You will find Italian staples from Bruschetta with fresh tomatoes (however, it is pronounced with a strong K-sound like brass-ke-tta, not a soft-shudder like church), with the delicious parasite, delicious pancetta and pasta al ragu in your pizza. Creamy spaghetti Alla Carbonara (meat sauce, also called bolognese sauce).
You’ll often find homemade fresh pasta on the menu (go for it!) And pizza has a high or very low crust (high is Naples-style, while in Florence it’s often very thin but you’ll see pizzerias as their pizza and “Neapolitan”). In fact, they make the crust thicker. Here’s more information on local Tuscan cuisine and our favorite pizza place in Florence.
Love wine? Tuscany has many, many options:
The same goes for wine – each region has its own wine region and its own specialties, so wherever you are, take advantage of the local wines and you will discover something new and different that you will never find back home! Tours in Tuscany alone have many wine zones, so when eating out, don’t ask for Chianti Classico wherever you go.
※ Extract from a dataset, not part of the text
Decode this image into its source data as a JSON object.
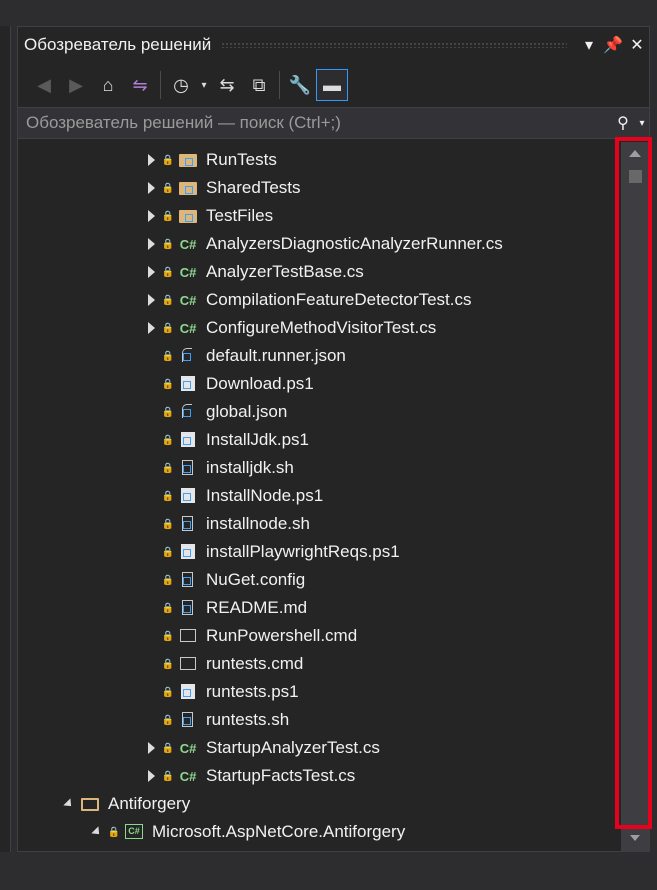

I suggest you ask what is local no matter where you live so you can try other red (and white) from Tours in Tuscany that you have never tried otherwise. Montepulciano Vino Nobile, Montalcino Brunello, Morellino di Scansano in Maremma, San Gimignano to Vernaccia, to name a few more Tuscan wine areas! There are many more!
Cappuccino and espressos are everywhere and cheap:
The average cost of the espresso is less than 1 euro, cappuccino is less than 1.50 euros – but don’t expect extra flavors or fancy drinks like pumpkin spice latte! If you want a latte, you will want a “un caffe con latte” because only one “latte” will get you a glass of milk. You can enjoy everything on the Tours in Tuscany. There are many cafeterias in tuscany.
Public Transportation: Always validate your bus and train tickets!
Buying bus or train tickets is not enough, as they are “open-ended” (they have no date) and not for a specific bus or train (for example, valid for all bus or regional trains). So before boarding the train or boarding the bus, you must “hostile” the ticket by placing it on a small machine that stamps your ticket with the date and time. The tickets above show Florence bus tickets, left without valid, right already verified (ticket price has increased to € 1.50 since this photo was taken).
At the train station, look at the other passengers as they head down the track to see where the machines are. They are usually before you access the train tracks. On the bus, they stay near the front and back doors. If a ticket controller comes, on a bus and train, he wants to see that stamp on your ticket!
Otherwise, there will be no excuse for “not knowing” and you will be dissatisfied with the hefty fines you will receive, often fines are requested to be paid on the spot, especially if you are a tourist. Below is a photo of the ticket verification machines at the train station.
Summer can get HOT, and air conditioning is not widely used… BUT you might not need it!
This is important for you to know – Italy can be quite hot in summer! This is especially important when considering where you will go, where you will be staying, and when you are planning the perfect itinerary for the day. In the summer, always carry water with you and plan to spend the warmest time indoors, such as visiting an art museum or the many great churches you can find throughout Tours in Tuscany. These are incredibly cool without air conditioning!
I think this is definitely the perfect excuse to eat more gelato! Whatever it is, as far as accommodation goes, don’t worry! This is why the farm sits on the hill. Also, thick walls keep the heat away, especially in the evenings when the comfort zone catches any air. The evening is cold when you will be around. So even if your chosen accommodation does not have A / C, you need to be able to sleep well at night in summer and probably warm up in late autumn and winter.